The demise of the book?

book-9066Last week, after much hype, Amazon unveiled an updated version of their e-book reader, The Kindle. The new device is significantly thinner, marginally more aesthetically pleasing (although this is hardly an achievement worth boasting about given what an eyesore the previous model was) and has an improved battery life. My response: “So what.”

Last week a friend told me that he was seriously considering buying a Kindle. He seemed shocked that I disapproved, accusing me of being a luddite. I’m sorry (not quite sure why I’m apologizing- I think it’s a British thing), but there is something I find deeply troubling about the idea of reading a book on a screen. I can feel myself getting all nostalgic again.


My friend argued that the migration of the novel from the realm of analogue to digital was analogous to that of the newspaper, and said that that given how easily I had been persuaded to ditch my newspaper subscription and read it online instead, it wasn’t much of a stretch for him to imagine that I would soon be comfortable doing the same with a novel.

For me though, the analogy doesn’t work. Whilst I undoubtedly prefer sitting down with a copy of the Sunday paper (a cappuccino and a Full English breakfast for company) to craning over my laptop screen, because the news is being perpetually created, using an online news source allows me to be instantly be updated on the day’s happenings, rather than waiting half a day for the morning paper. It also helps that online news sources are free. Reading a book on The Kindle is far from free (The Kindle itself costs $359) and there isn’t the same requirement for immediacy with a novel.
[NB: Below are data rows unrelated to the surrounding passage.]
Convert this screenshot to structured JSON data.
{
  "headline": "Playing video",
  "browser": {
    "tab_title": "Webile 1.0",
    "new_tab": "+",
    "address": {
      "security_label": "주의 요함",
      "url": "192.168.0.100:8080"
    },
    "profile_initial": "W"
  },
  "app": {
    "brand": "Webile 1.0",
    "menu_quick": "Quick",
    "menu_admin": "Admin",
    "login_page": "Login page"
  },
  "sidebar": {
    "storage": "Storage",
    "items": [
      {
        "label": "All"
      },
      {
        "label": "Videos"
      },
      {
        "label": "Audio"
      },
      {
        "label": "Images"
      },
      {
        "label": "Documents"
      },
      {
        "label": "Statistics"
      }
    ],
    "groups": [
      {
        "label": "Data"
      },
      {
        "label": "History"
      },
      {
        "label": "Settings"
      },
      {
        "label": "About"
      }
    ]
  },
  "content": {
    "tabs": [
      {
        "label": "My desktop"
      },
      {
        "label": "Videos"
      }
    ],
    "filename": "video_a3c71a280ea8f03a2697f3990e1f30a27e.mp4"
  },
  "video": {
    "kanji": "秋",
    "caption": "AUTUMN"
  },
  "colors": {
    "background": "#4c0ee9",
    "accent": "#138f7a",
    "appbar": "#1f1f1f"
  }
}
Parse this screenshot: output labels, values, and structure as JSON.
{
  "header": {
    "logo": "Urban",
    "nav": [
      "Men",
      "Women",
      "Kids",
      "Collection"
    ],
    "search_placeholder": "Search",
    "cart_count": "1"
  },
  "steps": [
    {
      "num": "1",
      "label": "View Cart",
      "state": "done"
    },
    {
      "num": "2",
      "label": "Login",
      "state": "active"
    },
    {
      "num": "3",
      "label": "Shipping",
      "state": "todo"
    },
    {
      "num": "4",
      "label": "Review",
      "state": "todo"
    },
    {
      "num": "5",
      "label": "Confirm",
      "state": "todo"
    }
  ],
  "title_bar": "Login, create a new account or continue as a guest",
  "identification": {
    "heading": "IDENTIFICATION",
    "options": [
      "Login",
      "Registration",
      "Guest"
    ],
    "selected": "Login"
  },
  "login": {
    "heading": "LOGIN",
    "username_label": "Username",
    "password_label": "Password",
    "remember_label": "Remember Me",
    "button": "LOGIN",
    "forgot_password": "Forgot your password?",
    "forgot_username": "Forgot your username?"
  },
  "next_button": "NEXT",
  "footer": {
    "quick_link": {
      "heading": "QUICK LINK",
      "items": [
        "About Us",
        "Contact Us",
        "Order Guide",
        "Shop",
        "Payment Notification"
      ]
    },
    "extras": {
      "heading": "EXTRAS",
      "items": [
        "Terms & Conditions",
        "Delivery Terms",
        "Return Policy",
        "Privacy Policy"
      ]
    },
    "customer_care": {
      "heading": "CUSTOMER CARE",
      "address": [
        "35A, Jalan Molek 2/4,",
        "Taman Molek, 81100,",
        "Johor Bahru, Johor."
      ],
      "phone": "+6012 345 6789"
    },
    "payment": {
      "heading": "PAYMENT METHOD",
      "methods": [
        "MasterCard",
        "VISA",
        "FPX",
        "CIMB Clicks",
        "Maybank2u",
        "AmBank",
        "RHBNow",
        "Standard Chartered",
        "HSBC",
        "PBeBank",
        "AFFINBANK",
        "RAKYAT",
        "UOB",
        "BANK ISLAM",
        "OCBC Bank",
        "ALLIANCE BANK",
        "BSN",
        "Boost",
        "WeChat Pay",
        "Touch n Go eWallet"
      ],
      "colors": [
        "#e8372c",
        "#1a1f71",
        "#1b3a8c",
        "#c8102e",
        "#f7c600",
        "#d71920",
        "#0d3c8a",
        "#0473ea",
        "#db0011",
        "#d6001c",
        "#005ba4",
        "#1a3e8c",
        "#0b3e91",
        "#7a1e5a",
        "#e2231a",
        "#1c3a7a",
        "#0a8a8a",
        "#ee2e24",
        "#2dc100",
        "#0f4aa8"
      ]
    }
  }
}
“Just imagine a world with no books,” I told him. Isn’t there something rewarding about owning a book that has been on an adventure with you across continents? Books sit on your bookshelf like a bookmark to a time and place in your life, each crease and dent a reminder of a holiday or an argument. Books have a soul. Reading them is a tactile experience, from the smell of a new book, to the simple experience of turning the pages of a great read…(I can’t help but feel that this is sounding like I have a book fetish).

Ultimately, I want to be able to sit in a café, or in a park, or on the beach with a book in my hand; something that will survive wind and rain and sand and mud. Something that I can put on my bookshelf when I finish. The Kindle may save space, and perhaps one day money, but as far as I’m concerned, there is no substitute for the real thing.


5 responses to “The demise of the book?

  1. A good book on your shelf is a friend that turns its back on you and remains a friend. ~Author Unknown

    A book is the only place in which you can examine a fragile thought without breaking it, or explore an explosive idea without fear it will go off in your face. It is one of the few havens remaining where a man’s mind can get both provocation and privacy. ~Edward P. Morgan

    The worth of a book is to be measured by what you can carry away from it. ~James Bryce

    Anyone who says they have only one life to live must not know how to read a book. ~Author Unknown

  2. Those who can’t think, quote. ~ Anon

  3. I really hope not.

    What am I going to read for the 20 minutes around take off and landing?

  4. I support your love for the book. The beauty of turning a page, the history of ruffled edges, and just the general feeling of well-being I get from surrounding myself with books. However, I think the future will be filled with e-books. As they develop, they will be increasingly like books themselves but just without pages. They will be cheaper than buying new book after new book. They will save room and they will be better for the environment (at some point people will point fingers at paper book readers and shout out them for damaging the world). But what will happen to coffee table books?

    • I think that ultimately you are right Mr Hollis. The eventual shift to e-books seems inevitable, and perhaps the benefits to the environment and even our wallets that devices like the Kindle will eventually bring, will outweigh, or at least offset, any tactile enjoyment I get, and would miss out on, in leafing through at dog-eared book.

      It seems less certain, however, that the coffee table book will go the way of the novel. Most are filled with photos whose qualities can never be truly recreated on the screen of a device like the Kindle. Also, if coffee table books were redundant, how would we impress guests by giving them the impression that we are more cultured than we really are?

Leave a Reply

Fill in your details below or click an icon to log in: Logo

You are commenting using your account. Log Out / Change )

Twitter picture

You are commenting using your Twitter account. Log Out / Change )

Facebook photo

You are commenting using your Facebook account. Log Out / Change )

Google+ photo

You are commenting using your Google+ account. Log Out / Change )

Connecting to %s